- Data to process -
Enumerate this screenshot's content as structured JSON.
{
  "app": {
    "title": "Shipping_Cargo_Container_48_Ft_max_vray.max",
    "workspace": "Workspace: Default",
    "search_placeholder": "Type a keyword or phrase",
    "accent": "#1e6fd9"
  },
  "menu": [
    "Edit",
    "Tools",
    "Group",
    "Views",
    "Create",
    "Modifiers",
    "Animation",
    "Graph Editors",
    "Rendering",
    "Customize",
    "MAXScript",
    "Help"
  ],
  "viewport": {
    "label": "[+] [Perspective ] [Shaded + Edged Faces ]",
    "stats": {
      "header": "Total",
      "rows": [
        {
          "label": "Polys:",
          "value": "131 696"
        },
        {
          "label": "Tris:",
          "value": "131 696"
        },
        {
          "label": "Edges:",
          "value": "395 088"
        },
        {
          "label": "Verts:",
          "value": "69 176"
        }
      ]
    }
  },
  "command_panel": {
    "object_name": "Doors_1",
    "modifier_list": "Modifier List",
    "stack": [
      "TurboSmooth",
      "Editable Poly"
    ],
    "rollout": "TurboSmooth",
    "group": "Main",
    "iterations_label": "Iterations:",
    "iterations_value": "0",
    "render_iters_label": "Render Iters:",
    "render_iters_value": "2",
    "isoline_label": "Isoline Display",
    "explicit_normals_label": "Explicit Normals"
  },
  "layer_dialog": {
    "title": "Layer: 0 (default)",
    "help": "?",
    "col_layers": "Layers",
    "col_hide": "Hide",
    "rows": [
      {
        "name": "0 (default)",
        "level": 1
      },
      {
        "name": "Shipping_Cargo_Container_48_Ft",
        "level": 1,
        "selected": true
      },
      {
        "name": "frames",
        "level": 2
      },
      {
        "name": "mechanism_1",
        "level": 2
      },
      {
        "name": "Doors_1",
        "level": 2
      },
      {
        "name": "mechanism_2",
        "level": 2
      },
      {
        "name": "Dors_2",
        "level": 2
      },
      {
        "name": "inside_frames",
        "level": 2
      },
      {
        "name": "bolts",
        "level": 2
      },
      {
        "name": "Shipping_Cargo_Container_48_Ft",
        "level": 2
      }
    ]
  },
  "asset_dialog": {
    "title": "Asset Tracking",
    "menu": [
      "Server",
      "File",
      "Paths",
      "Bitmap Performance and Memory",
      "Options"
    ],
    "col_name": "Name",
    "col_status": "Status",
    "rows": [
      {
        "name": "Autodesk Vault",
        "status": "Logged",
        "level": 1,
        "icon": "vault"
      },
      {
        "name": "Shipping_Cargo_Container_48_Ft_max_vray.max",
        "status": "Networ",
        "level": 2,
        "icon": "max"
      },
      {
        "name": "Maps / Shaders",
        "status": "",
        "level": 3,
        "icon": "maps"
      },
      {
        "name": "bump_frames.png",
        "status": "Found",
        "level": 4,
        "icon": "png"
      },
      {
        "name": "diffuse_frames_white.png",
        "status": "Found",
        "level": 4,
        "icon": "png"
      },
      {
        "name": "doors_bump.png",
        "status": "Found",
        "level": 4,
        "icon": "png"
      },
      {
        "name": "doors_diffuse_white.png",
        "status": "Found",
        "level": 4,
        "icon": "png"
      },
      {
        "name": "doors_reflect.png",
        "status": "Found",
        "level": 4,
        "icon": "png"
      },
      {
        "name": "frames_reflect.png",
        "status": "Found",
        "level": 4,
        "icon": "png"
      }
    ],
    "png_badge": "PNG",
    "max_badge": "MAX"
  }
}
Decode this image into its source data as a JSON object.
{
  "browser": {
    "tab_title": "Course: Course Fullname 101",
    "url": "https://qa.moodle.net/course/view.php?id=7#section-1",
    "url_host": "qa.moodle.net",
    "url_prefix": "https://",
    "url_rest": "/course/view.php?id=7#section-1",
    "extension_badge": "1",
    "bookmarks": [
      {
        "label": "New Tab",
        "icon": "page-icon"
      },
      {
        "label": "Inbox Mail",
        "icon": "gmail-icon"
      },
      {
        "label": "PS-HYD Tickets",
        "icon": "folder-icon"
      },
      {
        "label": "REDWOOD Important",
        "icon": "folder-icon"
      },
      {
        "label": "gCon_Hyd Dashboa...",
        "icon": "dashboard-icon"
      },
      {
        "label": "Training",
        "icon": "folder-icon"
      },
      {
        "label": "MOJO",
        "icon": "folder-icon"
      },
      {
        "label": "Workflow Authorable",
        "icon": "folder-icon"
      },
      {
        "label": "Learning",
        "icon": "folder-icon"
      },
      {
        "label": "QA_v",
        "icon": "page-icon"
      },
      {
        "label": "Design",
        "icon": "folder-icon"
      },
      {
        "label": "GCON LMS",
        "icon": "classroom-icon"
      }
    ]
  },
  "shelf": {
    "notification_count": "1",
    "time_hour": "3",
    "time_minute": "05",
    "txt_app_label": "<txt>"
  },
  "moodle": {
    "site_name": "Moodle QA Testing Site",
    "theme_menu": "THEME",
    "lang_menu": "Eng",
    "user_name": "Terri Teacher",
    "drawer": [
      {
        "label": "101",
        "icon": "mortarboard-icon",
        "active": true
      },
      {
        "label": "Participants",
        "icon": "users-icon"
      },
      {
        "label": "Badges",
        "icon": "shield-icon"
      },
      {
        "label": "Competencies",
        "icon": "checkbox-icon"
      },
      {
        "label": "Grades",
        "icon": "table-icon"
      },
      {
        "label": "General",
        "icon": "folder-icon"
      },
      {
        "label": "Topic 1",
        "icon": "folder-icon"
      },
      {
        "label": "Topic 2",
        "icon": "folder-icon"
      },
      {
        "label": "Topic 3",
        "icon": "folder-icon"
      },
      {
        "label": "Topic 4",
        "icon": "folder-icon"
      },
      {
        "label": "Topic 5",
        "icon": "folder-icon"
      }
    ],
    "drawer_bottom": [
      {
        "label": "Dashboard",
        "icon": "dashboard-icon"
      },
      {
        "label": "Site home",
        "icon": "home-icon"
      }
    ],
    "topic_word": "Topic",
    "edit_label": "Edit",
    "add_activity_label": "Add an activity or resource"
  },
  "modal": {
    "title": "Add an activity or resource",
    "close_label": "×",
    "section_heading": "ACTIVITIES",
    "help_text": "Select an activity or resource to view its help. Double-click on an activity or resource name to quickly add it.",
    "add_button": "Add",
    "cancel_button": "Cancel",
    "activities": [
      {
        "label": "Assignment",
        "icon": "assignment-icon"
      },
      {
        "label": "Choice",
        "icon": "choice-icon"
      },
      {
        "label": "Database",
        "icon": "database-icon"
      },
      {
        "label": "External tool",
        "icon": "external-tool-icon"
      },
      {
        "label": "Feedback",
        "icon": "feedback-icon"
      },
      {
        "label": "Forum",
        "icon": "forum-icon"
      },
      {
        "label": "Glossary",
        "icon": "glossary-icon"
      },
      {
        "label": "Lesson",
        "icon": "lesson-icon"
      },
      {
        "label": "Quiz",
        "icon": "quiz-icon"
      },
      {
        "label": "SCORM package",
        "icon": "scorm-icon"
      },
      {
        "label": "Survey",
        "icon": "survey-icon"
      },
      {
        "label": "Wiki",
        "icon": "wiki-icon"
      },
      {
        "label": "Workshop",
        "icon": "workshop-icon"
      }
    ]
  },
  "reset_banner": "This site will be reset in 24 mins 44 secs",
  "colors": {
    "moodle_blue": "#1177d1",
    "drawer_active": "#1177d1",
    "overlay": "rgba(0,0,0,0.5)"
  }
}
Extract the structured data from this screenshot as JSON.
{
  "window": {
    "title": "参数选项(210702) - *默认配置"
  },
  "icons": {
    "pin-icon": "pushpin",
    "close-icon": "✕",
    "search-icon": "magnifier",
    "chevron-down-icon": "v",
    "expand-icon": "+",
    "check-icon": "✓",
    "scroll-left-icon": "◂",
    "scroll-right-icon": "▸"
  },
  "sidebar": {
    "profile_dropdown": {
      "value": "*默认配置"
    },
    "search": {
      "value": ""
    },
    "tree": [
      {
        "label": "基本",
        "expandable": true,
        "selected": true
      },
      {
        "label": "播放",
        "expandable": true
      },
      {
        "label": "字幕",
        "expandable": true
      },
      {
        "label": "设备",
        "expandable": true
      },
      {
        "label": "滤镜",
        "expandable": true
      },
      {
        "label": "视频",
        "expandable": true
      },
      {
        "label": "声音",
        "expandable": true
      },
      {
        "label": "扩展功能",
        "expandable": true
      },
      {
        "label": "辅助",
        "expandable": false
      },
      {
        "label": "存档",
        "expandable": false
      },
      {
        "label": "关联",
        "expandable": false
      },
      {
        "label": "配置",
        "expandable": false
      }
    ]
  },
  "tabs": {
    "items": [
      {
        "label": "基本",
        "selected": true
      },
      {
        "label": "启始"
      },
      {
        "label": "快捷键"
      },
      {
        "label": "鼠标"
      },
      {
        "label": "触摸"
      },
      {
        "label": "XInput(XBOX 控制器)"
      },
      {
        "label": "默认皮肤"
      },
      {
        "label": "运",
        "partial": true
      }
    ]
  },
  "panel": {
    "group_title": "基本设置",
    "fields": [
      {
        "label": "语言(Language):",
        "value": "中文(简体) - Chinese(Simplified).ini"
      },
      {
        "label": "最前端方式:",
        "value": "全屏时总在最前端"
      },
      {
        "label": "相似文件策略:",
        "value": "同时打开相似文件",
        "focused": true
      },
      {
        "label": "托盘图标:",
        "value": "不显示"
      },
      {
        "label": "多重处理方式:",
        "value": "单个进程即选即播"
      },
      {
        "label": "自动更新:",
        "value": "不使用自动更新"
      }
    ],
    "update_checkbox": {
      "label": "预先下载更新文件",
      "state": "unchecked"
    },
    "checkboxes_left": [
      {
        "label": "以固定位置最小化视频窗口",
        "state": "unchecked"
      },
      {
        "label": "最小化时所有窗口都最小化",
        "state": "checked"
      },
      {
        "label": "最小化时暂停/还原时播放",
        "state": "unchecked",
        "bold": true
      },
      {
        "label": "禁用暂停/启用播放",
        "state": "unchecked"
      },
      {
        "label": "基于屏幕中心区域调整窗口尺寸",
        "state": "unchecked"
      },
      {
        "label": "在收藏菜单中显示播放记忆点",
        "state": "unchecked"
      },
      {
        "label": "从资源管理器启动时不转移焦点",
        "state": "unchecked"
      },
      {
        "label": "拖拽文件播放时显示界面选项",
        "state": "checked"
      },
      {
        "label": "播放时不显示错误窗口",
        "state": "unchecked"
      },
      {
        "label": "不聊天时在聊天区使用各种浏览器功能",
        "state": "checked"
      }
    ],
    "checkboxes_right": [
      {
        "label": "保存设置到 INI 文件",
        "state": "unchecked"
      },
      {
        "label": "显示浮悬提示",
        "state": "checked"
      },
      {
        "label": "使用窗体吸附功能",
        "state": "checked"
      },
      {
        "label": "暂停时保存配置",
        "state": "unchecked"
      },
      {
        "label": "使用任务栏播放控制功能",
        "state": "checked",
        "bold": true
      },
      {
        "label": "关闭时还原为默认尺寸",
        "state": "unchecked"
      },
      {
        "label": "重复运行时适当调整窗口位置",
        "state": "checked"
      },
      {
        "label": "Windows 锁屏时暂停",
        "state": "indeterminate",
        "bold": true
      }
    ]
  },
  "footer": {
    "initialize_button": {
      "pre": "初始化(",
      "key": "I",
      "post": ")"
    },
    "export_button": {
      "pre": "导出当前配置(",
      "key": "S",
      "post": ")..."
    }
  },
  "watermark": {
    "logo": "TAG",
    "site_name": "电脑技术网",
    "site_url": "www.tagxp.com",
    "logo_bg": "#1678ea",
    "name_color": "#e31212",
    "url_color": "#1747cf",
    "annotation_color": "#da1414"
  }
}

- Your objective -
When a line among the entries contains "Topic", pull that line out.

- Expected answer -
        "label": "Topic 1",
        "label": "Topic 2",
        "label": "Topic 3",
        "label": "Topic 4",
        "label": "Topic 5",
    "topic_word": "Topic",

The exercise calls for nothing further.